JPMorgan and Goldman Sachs will get the ball rolling Tuesday with second quarter updates that are expected to lead a robust earnings season posed for a 65% year-on-year increase in collective profits as companies benefit from the consumer economy’s post-pandemic rebound.
The specter of higher corporate profits, alongside the tailwind of $1.9 trillion in stimulus from the American Rescue Act and record-low interest rates and myriad support programs from the Federal Reserve, has lifted U.S. stocks to nearly 40 record highs so far this year, with the S&P 500 closing at 4,384.63 points – some 96% higher than the pandemic low it touched on March 23 of last year.
Faster inflation has shadowed that spectacular rebound, however, and investors will eye today’s reading of June CPI for any suggestion that it could compel the Fed to remove one of the legs supporting this historic run for stock prices.
Analysts are looking for a month-on-month gain of around 0.5% when the data is released at 8:30 am Eastern time.
Stock futures, meanwhile, are indicating a modestly weaker open with contracts tied to the Dow Jones Industrial Average suggesting a 25 point decline while those linked to the S&P 500 are priced for a modest half point gain.
Another pullback in Treasury bond yields, which has taken 10-year notes to 1.369%, is giving tech stocks some support, with contracts tied to the Nasdaq Composite indicating a 40 point opening bell gain.
Oil prices were also holding gains heading into today’s release of domestic inventory data from the American Petroleum Institute which are expected to indicate the eighth consecutive weekly decline from levels that are already the lowest since February of last year.
WTI futures contracts for August delivery were marked 51 cents higher in European trading at $74.60 per barrel while Brent contracts for September added 50 cents to $75.66 per barrel.
In overseas markets, European stocks were little-changed ahead of the U.S. bank earnings and CPI data release, with the Stoxx 600 trading 0.05% lower in the opening hours of trading in Frankfurt, while an easing of dividend restrictions on U.K. banks by the Bank of England helped the FTSE 100 to a 0.2% gain in London.

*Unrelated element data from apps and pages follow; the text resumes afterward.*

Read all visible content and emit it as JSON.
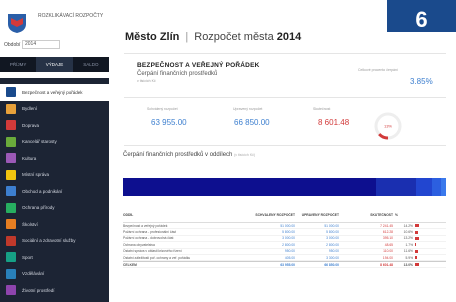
{
  "sidebar": {
    "logo_text": "ROZKLIKÁVACÍ ROZPOČTY",
    "period_label": "Období",
    "period_value": "2014",
    "tabs": [
      "PŘÍJMY",
      "VÝDAJE",
      "SALDO"
    ],
    "items": [
      {
        "label": "Bezpečnost a veřejný pořádek",
        "icon": "shield-icon",
        "color": "#1a4a8c"
      },
      {
        "label": "Bydlení",
        "icon": "house-icon",
        "color": "#e8a13a"
      },
      {
        "label": "Doprava",
        "icon": "car-icon",
        "color": "#d23a3a"
      },
      {
        "label": "Kancelář starosty",
        "icon": "office-icon",
        "color": "#6aaa3b"
      },
      {
        "label": "Kultura",
        "icon": "theater-icon",
        "color": "#9b59b6"
      },
      {
        "label": "Místní správa",
        "icon": "building-icon",
        "color": "#f1c40f"
      },
      {
        "label": "Obchod a podnikání",
        "icon": "shop-icon",
        "color": "#3d7fcf"
      },
      {
        "label": "Ochrana přírody",
        "icon": "tree-icon",
        "color": "#27ae60"
      },
      {
        "label": "Školství",
        "icon": "school-icon",
        "color": "#e67e22"
      },
      {
        "label": "Sociální a zdravotní služby",
        "icon": "health-icon",
        "color": "#c0392b"
      },
      {
        "label": "Sport",
        "icon": "ball-icon",
        "color": "#16a085"
      },
      {
        "label": "Vzdělávání",
        "icon": "book-icon",
        "color": "#2980b9"
      },
      {
        "label": "Životní prostředí",
        "icon": "leaf-icon",
        "color": "#8e44ad"
      }
    ]
  },
  "header": {
    "city": "Město Zlín",
    "label": "Rozpočet města",
    "year": "2014",
    "badge": "6"
  },
  "section": {
    "title": "BEZPEČNOST A VEŘEJNÝ POŘÁDEK",
    "subtitle": "Čerpání finančních prostředků",
    "subtitle_small": "v tisících Kč",
    "pct_label": "Celkové procento čerpání",
    "pct_value": "3.85%"
  },
  "kpis": [
    {
      "label": "Schválený rozpočet",
      "value": "63 955.00",
      "tone": "blue"
    },
    {
      "label": "Upravený rozpočet",
      "value": "66 850.00",
      "tone": "blue"
    },
    {
      "label": "Skutečnost",
      "value": "8 601.48",
      "tone": "red"
    }
  ],
  "gauge": {
    "value": "13%",
    "fill": 0.13,
    "color": "#d23a3a"
  },
  "chart": {
    "title": "Čerpání finančních prostředků v oddílech",
    "title_small": "(v tisících Kč)"
  },
  "table": {
    "headers": [
      "ODDÍL",
      "SCHVÁLENÝ ROZPOČET",
      "UPRAVENÝ ROZPOČET",
      "SKUTEČNOST",
      "%"
    ],
    "rows": [
      {
        "name": "Bezpečnost a veřejný pořádek",
        "schvaleny": "51 000.00",
        "upraveny": "51 000.00",
        "skutecnost": "7 241.45",
        "pct": "14.2%",
        "fill": 0.14
      },
      {
        "name": "Požární ochrana - profesionální část",
        "schvaleny": "5 800.00",
        "upraveny": "5 800.00",
        "skutecnost": "612.28",
        "pct": "10.6%",
        "fill": 0.11
      },
      {
        "name": "Požární ochrana - dobrovolná část",
        "schvaleny": "3 000.00",
        "upraveny": "3 000.00",
        "skutecnost": "395.10",
        "pct": "13.2%",
        "fill": 0.13
      },
      {
        "name": "Ochrana obyvatelstva",
        "schvaleny": "2 800.00",
        "upraveny": "2 800.00",
        "skutecnost": "48.65",
        "pct": "1.7%",
        "fill": 0.02
      },
      {
        "name": "Ostatní správa v oblasti krizového řízení",
        "schvaleny": "950.00",
        "upraveny": "950.00",
        "skutecnost": "110.00",
        "pct": "11.6%",
        "fill": 0.12
      },
      {
        "name": "Ostatní záležitosti poř. ochrany a veř. pořádku",
        "schvaleny": "405.00",
        "upraveny": "3 300.00",
        "skutecnost": "194.00",
        "pct": "5.9%",
        "fill": 0.06
      }
    ],
    "total": {
      "name": "CELKEM",
      "schvaleny": "63 955.00",
      "upraveny": "66 850.00",
      "skutecnost": "8 601.48",
      "pct": "13.0%",
      "fill": 0.13
    }
  }
}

Overnight in Asia, Japan’s Nikkei 225 gained 0.52% to close at 28,718.24 points while stronger-than-expected export data from China helped the region-wide MSCI ex-Japan index to a 0.92% gain, its best since late June, heading into the close of trading.
This article was originally published by TheStreet.